Problem to work on » If a line in the records below contains "Initial", copy that line.

Records shown »
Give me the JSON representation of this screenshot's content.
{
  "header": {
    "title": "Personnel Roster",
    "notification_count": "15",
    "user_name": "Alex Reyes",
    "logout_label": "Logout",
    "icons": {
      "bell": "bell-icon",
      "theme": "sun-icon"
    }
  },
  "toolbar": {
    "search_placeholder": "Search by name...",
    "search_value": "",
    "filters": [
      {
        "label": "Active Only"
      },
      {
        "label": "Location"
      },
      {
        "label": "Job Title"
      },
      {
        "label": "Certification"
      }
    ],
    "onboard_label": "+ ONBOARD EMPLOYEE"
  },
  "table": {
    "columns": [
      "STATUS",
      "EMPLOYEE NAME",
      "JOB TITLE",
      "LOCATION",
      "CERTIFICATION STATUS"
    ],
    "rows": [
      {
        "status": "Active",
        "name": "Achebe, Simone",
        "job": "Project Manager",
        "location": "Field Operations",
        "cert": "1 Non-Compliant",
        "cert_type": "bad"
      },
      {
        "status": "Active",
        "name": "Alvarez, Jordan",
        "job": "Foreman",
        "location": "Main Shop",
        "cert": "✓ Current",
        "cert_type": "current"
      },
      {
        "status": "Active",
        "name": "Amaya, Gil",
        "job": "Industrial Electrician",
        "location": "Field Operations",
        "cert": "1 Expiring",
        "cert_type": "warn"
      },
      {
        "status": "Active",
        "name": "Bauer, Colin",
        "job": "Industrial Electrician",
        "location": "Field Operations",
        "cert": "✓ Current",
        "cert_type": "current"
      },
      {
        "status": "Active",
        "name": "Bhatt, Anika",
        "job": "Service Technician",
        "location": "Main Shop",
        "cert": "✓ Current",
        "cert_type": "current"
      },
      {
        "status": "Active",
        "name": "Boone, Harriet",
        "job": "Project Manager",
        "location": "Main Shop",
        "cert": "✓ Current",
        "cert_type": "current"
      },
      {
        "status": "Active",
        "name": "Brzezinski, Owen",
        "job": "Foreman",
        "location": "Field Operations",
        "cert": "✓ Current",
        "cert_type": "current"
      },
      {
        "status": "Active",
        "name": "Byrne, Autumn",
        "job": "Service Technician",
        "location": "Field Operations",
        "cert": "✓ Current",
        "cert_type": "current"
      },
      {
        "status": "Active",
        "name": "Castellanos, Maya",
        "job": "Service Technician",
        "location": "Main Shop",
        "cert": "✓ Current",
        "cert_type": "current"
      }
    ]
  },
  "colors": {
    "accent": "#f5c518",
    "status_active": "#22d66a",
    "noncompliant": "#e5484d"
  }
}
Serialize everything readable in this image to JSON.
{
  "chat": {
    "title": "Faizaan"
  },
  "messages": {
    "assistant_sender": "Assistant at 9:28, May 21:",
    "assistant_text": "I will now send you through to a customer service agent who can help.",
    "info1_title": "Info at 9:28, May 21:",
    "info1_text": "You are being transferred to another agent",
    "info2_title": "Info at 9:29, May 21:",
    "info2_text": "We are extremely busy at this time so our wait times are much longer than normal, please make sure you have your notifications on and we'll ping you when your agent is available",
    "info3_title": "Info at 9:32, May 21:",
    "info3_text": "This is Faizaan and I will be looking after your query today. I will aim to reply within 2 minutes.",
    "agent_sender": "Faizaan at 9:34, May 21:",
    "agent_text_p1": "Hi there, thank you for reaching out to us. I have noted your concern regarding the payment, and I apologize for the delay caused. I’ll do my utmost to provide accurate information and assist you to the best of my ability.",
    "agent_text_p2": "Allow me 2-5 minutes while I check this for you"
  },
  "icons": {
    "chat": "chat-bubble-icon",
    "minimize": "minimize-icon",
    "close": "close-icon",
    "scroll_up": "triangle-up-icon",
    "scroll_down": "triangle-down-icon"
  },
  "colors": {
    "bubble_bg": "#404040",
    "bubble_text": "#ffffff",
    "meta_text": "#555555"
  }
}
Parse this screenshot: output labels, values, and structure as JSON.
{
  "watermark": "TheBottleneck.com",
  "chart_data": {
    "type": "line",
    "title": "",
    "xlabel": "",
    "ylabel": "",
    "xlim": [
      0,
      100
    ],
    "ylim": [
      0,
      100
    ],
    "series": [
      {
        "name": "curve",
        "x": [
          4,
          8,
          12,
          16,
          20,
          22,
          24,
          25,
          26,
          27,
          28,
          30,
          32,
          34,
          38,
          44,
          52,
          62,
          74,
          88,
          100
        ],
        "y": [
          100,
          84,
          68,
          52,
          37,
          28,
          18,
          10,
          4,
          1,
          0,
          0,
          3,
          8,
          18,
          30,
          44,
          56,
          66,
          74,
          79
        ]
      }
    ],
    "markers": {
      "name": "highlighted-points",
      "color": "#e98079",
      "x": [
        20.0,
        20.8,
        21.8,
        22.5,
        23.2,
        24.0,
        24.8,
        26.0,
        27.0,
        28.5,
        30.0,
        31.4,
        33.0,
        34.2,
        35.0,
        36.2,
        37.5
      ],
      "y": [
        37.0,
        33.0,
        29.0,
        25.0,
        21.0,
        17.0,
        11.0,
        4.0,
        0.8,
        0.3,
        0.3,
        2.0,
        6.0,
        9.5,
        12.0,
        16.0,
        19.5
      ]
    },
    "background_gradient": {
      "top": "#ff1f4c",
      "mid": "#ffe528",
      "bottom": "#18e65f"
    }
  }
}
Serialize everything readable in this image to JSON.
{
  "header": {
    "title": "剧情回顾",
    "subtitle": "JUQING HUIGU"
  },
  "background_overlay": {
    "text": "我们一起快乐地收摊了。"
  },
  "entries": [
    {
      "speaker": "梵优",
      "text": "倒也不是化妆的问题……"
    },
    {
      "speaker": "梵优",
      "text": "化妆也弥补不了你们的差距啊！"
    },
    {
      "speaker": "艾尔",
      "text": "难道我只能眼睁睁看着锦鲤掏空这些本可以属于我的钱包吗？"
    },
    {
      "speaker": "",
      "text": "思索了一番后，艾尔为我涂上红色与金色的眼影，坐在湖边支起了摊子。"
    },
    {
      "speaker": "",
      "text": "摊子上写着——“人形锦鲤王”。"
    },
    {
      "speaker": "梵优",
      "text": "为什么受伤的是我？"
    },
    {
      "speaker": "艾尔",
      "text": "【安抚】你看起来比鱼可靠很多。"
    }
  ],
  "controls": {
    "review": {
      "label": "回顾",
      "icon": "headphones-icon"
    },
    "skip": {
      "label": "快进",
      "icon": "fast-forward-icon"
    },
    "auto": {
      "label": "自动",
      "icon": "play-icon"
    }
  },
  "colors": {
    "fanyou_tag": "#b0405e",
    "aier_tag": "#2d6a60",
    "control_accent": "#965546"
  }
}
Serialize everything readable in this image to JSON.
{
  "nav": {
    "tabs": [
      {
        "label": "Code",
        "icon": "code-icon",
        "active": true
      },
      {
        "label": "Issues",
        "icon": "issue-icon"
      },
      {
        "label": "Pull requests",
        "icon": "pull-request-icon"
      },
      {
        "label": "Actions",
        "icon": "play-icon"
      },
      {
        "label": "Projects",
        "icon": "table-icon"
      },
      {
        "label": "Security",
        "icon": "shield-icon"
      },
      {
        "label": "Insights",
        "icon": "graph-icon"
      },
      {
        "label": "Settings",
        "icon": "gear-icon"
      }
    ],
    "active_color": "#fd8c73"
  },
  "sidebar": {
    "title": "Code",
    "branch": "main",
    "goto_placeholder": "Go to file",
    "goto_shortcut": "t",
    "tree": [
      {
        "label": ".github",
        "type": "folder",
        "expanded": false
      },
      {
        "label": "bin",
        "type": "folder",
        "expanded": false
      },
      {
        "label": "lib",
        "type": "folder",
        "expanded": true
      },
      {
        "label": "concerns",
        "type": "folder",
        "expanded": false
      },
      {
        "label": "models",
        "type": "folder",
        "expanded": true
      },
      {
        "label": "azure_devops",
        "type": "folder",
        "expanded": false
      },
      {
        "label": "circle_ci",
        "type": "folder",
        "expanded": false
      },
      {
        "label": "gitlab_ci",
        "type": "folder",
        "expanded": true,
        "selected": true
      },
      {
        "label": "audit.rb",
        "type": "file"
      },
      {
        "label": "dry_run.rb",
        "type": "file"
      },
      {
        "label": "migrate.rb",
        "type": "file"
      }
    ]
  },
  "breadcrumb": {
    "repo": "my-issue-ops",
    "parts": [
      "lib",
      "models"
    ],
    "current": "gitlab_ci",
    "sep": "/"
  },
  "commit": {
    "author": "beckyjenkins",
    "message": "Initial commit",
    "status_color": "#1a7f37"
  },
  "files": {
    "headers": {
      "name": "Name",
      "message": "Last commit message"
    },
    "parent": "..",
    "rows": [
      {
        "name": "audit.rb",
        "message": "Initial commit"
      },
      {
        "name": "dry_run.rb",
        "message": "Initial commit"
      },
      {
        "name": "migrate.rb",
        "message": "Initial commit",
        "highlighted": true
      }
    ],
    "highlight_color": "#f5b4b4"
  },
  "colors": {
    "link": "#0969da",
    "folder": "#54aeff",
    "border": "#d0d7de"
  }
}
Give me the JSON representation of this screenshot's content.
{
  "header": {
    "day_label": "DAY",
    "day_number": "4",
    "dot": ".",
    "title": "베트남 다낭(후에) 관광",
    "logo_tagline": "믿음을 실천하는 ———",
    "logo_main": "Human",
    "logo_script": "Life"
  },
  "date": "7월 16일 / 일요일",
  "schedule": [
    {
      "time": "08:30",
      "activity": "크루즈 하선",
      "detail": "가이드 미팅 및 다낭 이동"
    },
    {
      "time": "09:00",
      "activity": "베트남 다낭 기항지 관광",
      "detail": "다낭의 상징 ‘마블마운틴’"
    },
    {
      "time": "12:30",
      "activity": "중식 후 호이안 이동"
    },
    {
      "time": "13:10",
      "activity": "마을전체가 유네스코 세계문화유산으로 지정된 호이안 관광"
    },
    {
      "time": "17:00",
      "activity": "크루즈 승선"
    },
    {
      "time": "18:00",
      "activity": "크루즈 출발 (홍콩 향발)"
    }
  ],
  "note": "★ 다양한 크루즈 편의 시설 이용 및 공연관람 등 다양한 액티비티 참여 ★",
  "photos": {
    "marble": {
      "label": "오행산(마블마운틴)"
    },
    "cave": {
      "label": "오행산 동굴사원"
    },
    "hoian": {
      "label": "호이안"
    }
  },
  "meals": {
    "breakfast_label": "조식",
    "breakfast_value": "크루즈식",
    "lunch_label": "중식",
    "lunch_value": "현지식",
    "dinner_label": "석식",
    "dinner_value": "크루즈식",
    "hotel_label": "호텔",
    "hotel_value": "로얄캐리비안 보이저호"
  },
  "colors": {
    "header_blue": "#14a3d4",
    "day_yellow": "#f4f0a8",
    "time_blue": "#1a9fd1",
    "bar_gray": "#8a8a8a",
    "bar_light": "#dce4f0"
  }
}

Response area »
    "message": "Initial commit",
        "message": "Initial commit"
        "message": "Initial commit"
        "message": "Initial commit",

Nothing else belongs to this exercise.